by Richard Mansour, MD

While treatment of cancer has evolved over hundreds of years, the specialized practice of medical and clinical oncology was not widely implemented until the 1960s, due to the progression of chemotherapy treatments. During this time, surgeons, although highly skilled, were not trained in oncologic procedures nor did they have the extensive research, medical image advancement and specialized training like a modern day oncologic gynecologic surgeon has today. Ultrasound was a new but emerging skill for radiologists, CT scans were experimental, and there were no MRI or PET scans. The cancer antigen 125 (CA-125) blood test had not been approved for clinical use. The familial tendency to ovarian cancer due to the BRCA1 and BRCA2 mutations were yet to be discovered. Much of what we know and practice regarding ovarian cancer has totally changed over the past 50 years.

ovarian cancer , Understanding and Treating

The importance of mutations in the BRCA1 gene was reported in 1994 and BRCA2 in 1995. Mutations in the BRCA genes gives a woman an increased lifetime risk of developing breast and ovarian cancers. Three cancer-related mutations in these genes are found in 1 in 50 Jewish people of eastern European heritage and are associated with very high lifetime risk for breast and ovarian cancer. Although BRCA mutations are most common in families who have Jewish ancestry, they also appear in Caucasian and African American women. We now know the incidence of ovarian cancer in BRCA mutation carriers is markedly reduced if an oophorectomy, the surgical removal of one or both ovaries, is performed at age 35 for BRCA1 and age 45 for BRCA2. Surgical standards have advanced in numerous ways. Multiple studies have reported improved outcomes when ovarian cancer surgery is performed by a gynecology oncology surgical specialist versus a general surgeon or a general gynecologist.

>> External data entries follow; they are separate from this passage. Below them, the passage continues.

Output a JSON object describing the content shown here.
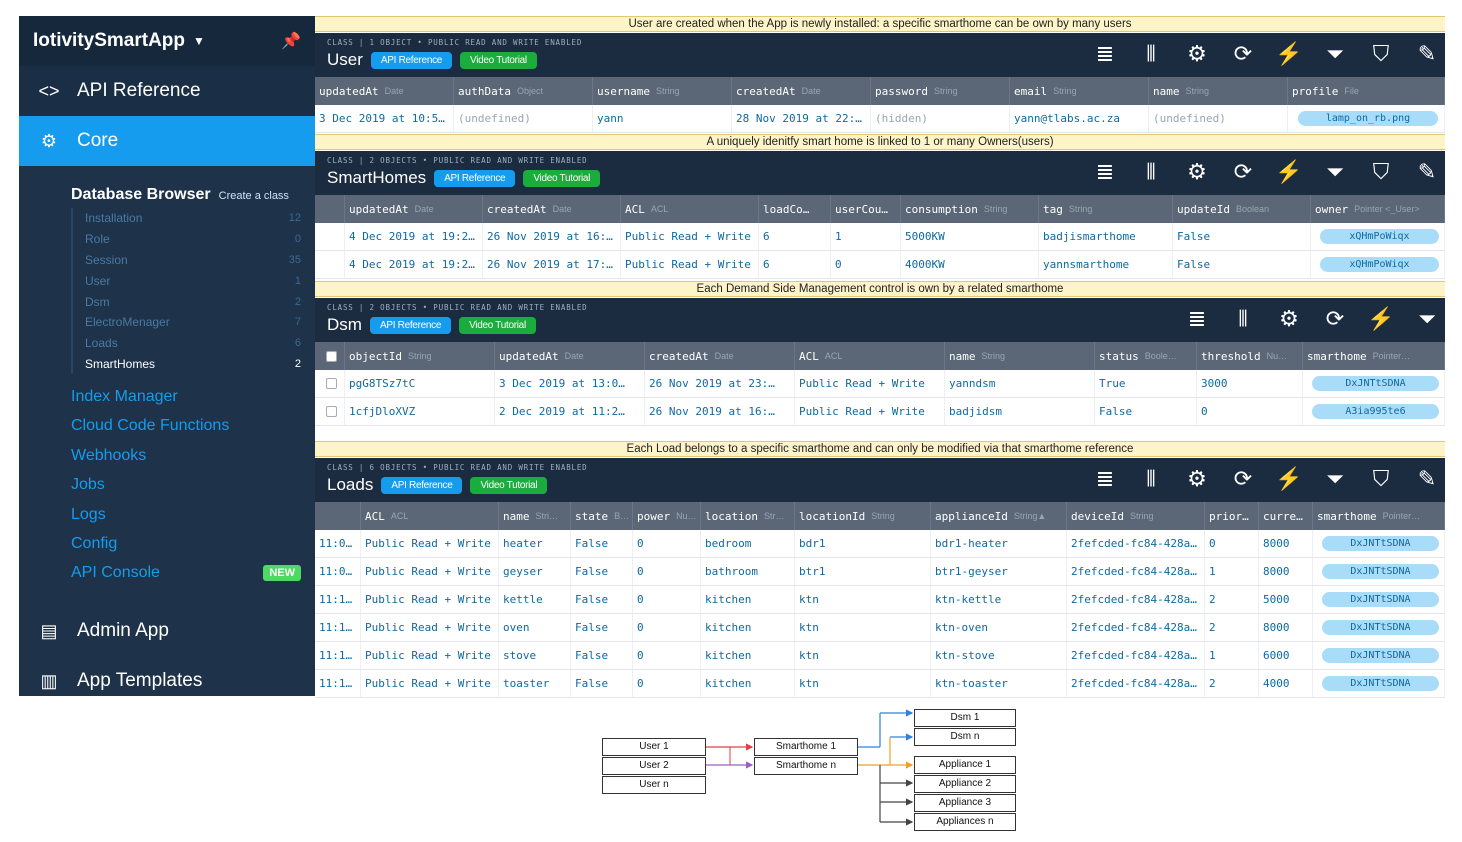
{
  "sidebar": {
    "app_name": "IotivitySmartApp",
    "api_reference": "API Reference",
    "core": "Core",
    "database_browser": "Database Browser",
    "create_class": "Create a class",
    "classes": [
      {
        "name": "Installation",
        "count": "12"
      },
      {
        "name": "Role",
        "count": "0"
      },
      {
        "name": "Session",
        "count": "35"
      },
      {
        "name": "User",
        "count": "1"
      },
      {
        "name": "Dsm",
        "count": "2"
      },
      {
        "name": "ElectroMenager",
        "count": "7"
      },
      {
        "name": "Loads",
        "count": "6"
      },
      {
        "name": "SmartHomes",
        "count": "2"
      }
    ],
    "links": [
      {
        "label": "Index Manager"
      },
      {
        "label": "Cloud Code Functions"
      },
      {
        "label": "Webhooks"
      },
      {
        "label": "Jobs"
      },
      {
        "label": "Logs"
      },
      {
        "label": "Config"
      },
      {
        "label": "API Console",
        "badge": "NEW"
      }
    ],
    "admin_app": "Admin App",
    "app_templates": "App Templates"
  },
  "notes": {
    "user": "User are created when the App is newly installed: a specific smarthome can be own by many users",
    "smarthomes": "A uniquely idenitfy smart home is linked to 1 or many Owners(users)",
    "dsm": "Each Demand Side Management control is own by a related smarthome",
    "loads": "Each Load  belongs to a specific smarthome and can only be modified via that smarthome reference"
  },
  "buttons": {
    "api": "API Reference",
    "video": "Video Tutorial"
  },
  "panels": {
    "user": {
      "meta": "CLASS | 1 OBJECT • PUBLIC READ AND WRITE ENABLED",
      "title": "User",
      "columns": [
        {
          "name": "updatedAt",
          "type": "Date"
        },
        {
          "name": "authData",
          "type": "Object"
        },
        {
          "name": "username",
          "type": "String"
        },
        {
          "name": "createdAt",
          "type": "Date"
        },
        {
          "name": "password",
          "type": "String"
        },
        {
          "name": "email",
          "type": "String"
        },
        {
          "name": "name",
          "type": "String"
        },
        {
          "name": "profile",
          "type": "File"
        }
      ],
      "rows": [
        [
          "3 Dec 2019 at 10:5…",
          "(undefined)",
          "yann",
          "28 Nov 2019 at 22:…",
          "(hidden)",
          "yann@tlabs.ac.za",
          "(undefined)",
          "lamp_on_rb.png"
        ]
      ]
    },
    "smarthomes": {
      "meta": "CLASS | 2 OBJECTS • PUBLIC READ AND WRITE ENABLED",
      "title": "SmartHomes",
      "columns": [
        {
          "name": "updatedAt",
          "type": "Date"
        },
        {
          "name": "createdAt",
          "type": "Date"
        },
        {
          "name": "ACL",
          "type": "ACL"
        },
        {
          "name": "loadCo…",
          "type": ""
        },
        {
          "name": "userCou…",
          "type": ""
        },
        {
          "name": "consumption",
          "type": "String"
        },
        {
          "name": "tag",
          "type": "String"
        },
        {
          "name": "updateId",
          "type": "Boolean"
        },
        {
          "name": "owner",
          "type": "Pointer <_User>"
        }
      ],
      "rows": [
        [
          "4 Dec 2019 at 19:2…",
          "26 Nov 2019 at 16:…",
          "Public Read + Write",
          "6",
          "1",
          "5000KW",
          "badjismarthome",
          "False",
          "xQHmPoWiqx"
        ],
        [
          "4 Dec 2019 at 19:2…",
          "26 Nov 2019 at 17:…",
          "Public Read + Write",
          "6",
          "0",
          "4000KW",
          "yannsmarthome",
          "False",
          "xQHmPoWiqx"
        ]
      ]
    },
    "dsm": {
      "meta": "CLASS | 2 OBJECTS • PUBLIC READ AND WRITE ENABLED",
      "title": "Dsm",
      "columns": [
        {
          "name": "objectId",
          "type": "String"
        },
        {
          "name": "updatedAt",
          "type": "Date"
        },
        {
          "name": "createdAt",
          "type": "Date"
        },
        {
          "name": "ACL",
          "type": "ACL"
        },
        {
          "name": "name",
          "type": "String"
        },
        {
          "name": "status",
          "type": "Boole…"
        },
        {
          "name": "threshold",
          "type": "Nu…"
        },
        {
          "name": "smarthome",
          "type": "Pointer…"
        }
      ],
      "rows": [
        [
          "pgG8TSz7tC",
          "3 Dec 2019 at 13:0…",
          "26 Nov 2019 at 23:…",
          "Public Read + Write",
          "yanndsm",
          "True",
          "3000",
          "DxJNTtSDNA"
        ],
        [
          "1cfjDloXVZ",
          "2 Dec 2019 at 11:2…",
          "26 Nov 2019 at 16:…",
          "Public Read + Write",
          "badjidsm",
          "False",
          "0",
          "A3ia995te6"
        ]
      ]
    },
    "loads": {
      "meta": "CLASS | 6 OBJECTS • PUBLIC READ AND WRITE ENABLED",
      "title": "Loads",
      "columns": [
        {
          "name": "",
          "type": ""
        },
        {
          "name": "ACL",
          "type": "ACL"
        },
        {
          "name": "name",
          "type": "Stri…"
        },
        {
          "name": "state",
          "type": "B…"
        },
        {
          "name": "power",
          "type": "Nu…"
        },
        {
          "name": "location",
          "type": "Str…"
        },
        {
          "name": "locationId",
          "type": "String"
        },
        {
          "name": "applianceId",
          "type": "String▲"
        },
        {
          "name": "deviceId",
          "type": "String"
        },
        {
          "name": "prior…",
          "type": ""
        },
        {
          "name": "curre…",
          "type": ""
        },
        {
          "name": "smarthome",
          "type": "Pointer…"
        }
      ],
      "rows": [
        [
          "11:0…",
          "Public Read + Write",
          "heater",
          "False",
          "0",
          "bedroom",
          "bdr1",
          "bdr1-heater",
          "2fefcded-fc84-428a…",
          "0",
          "8000",
          "DxJNTtSDNA"
        ],
        [
          "11:0…",
          "Public Read + Write",
          "geyser",
          "False",
          "0",
          "bathroom",
          "btr1",
          "btr1-geyser",
          "2fefcded-fc84-428a…",
          "1",
          "8000",
          "DxJNTtSDNA"
        ],
        [
          "11:1…",
          "Public Read + Write",
          "kettle",
          "False",
          "0",
          "kitchen",
          "ktn",
          "ktn-kettle",
          "2fefcded-fc84-428a…",
          "2",
          "5000",
          "DxJNTtSDNA"
        ],
        [
          "11:1…",
          "Public Read + Write",
          "oven",
          "False",
          "0",
          "kitchen",
          "ktn",
          "ktn-oven",
          "2fefcded-fc84-428a…",
          "2",
          "8000",
          "DxJNTtSDNA"
        ],
        [
          "11:1…",
          "Public Read + Write",
          "stove",
          "False",
          "0",
          "kitchen",
          "ktn",
          "ktn-stove",
          "2fefcded-fc84-428a…",
          "1",
          "6000",
          "DxJNTtSDNA"
        ],
        [
          "11:1…",
          "Public Read + Write",
          "toaster",
          "False",
          "0",
          "kitchen",
          "ktn",
          "ktn-toaster",
          "2fefcded-fc84-428a…",
          "2",
          "4000",
          "DxJNTtSDNA"
        ]
      ]
    }
  },
  "diagram": {
    "users": [
      "User 1",
      "User 2",
      "User n"
    ],
    "smarthomes": [
      "Smarthome 1",
      "Smarthome n"
    ],
    "dsms": [
      "Dsm 1",
      "Dsm n"
    ],
    "appliances": [
      "Appliance 1",
      "Appliance 2",
      "Appliance 3",
      "Appliances n"
    ]
  }
}
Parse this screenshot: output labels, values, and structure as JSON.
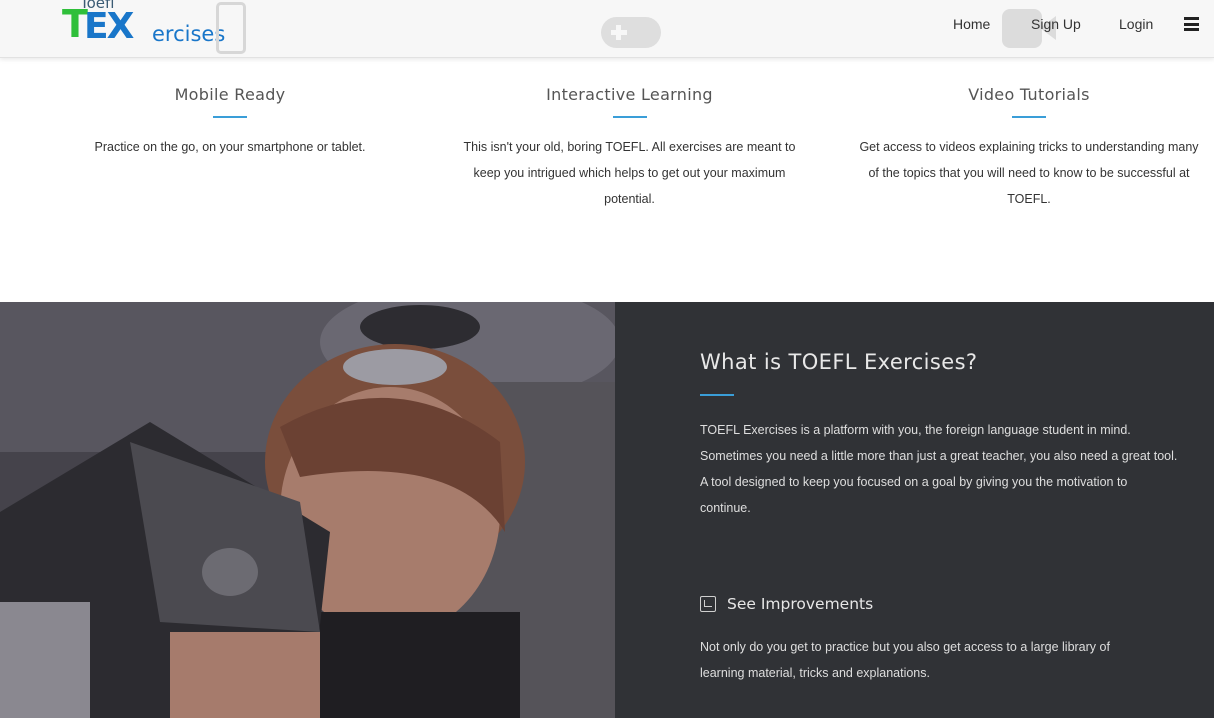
{
  "header": {
    "logo": {
      "small": "Toefl",
      "big_t": "T",
      "big_ex": "EX",
      "suffix": "ercises"
    },
    "nav": {
      "home": "Home",
      "signup": "Sign Up",
      "login": "Login"
    },
    "menu_icon": "hamburger-icon"
  },
  "features": [
    {
      "title": "Mobile Ready",
      "description": "Practice on the go, on your smartphone or tablet.",
      "icon": "mobile-icon"
    },
    {
      "title": "Interactive Learning",
      "description": "This isn't your old, boring TOEFL. All exercises are meant to keep you intrigued which helps to get out your maximum potential.",
      "icon": "gamepad-icon"
    },
    {
      "title": "Video Tutorials",
      "description": "Get access to videos explaining tricks to understanding many of the topics that you will need to know to be successful at TOEFL.",
      "icon": "video-icon"
    }
  ],
  "about": {
    "title": "What is TOEFL Exercises?",
    "text": "TOEFL Exercises is a platform with you, the foreign language student in mind. Sometimes you need a little more than just a great teacher, you also need a great tool. A tool designed to keep you focused on a goal by giving you the motivation to continue.",
    "improvements": {
      "icon": "translate-icon",
      "title": "See Improvements",
      "text": "Not only do you get to practice but you also get access to a large library of learning material, tricks and explanations."
    }
  },
  "colors": {
    "accent": "#3a9ed8",
    "dark_panel": "#303236",
    "logo_green": "#2fbf3a",
    "logo_blue": "#1976c9"
  }
}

These outcomes are due to the extensive training and experience of a gynecologic surgical oncologist. Chemotherapy has had major improvements over the past 40 years as well. Cisplatin, a chemotherapy drug, was applied to ovarian cancer in the 1980s, followed by the more tolerable Carboplatin in the 1990s. In the late 1990s, Paclitaxel was successfully added to Cisplatin and Carboplatin, achieving deeper and longer remission than ever 

seen before in both advanced ovarian cancer and post-operative adjuvant therapy. A more recent advance was the finding that pre-operative chemotherapy with Paclitaxel and Carboplatin increased the surgical success in selected patients with a large intra-abdominal ovarian cancer burden. Large improvements in anti-nausea medications and drugs to reduce bone marrow suppression have improved tolerability of these treatments. Most cases of ovarian cancer are aggressive. Although patients live much longer now than years ago, this type of cancer usually returns and is challenging to control. Successful strategies to
keep patients in remission have been elusive in the past, but recently, a class
of medications that exploits DNA repair defects, such as BRCA mutations, has been found to sustain remission in a substantial percentage of patients. Medical oncology continues to advance. I have had the privilege of seeing advanced aggressive ovarian cancer survival after diagnosis increase from 3 to 6 months in the 1970s to 24–60 months in the current era. The quality of life has improved, and the toxicity of the therapy has been moderated. The fellows that we are training today may get to participate in the cure of this disease thanks to past and current clinical trials and research. 

Dr. Richard Mansour is
a Professor of Medicine
and Program Director of Hematology/Oncology Fellowship at LSU Health. September is National Ovarian Cancer Awareness Month.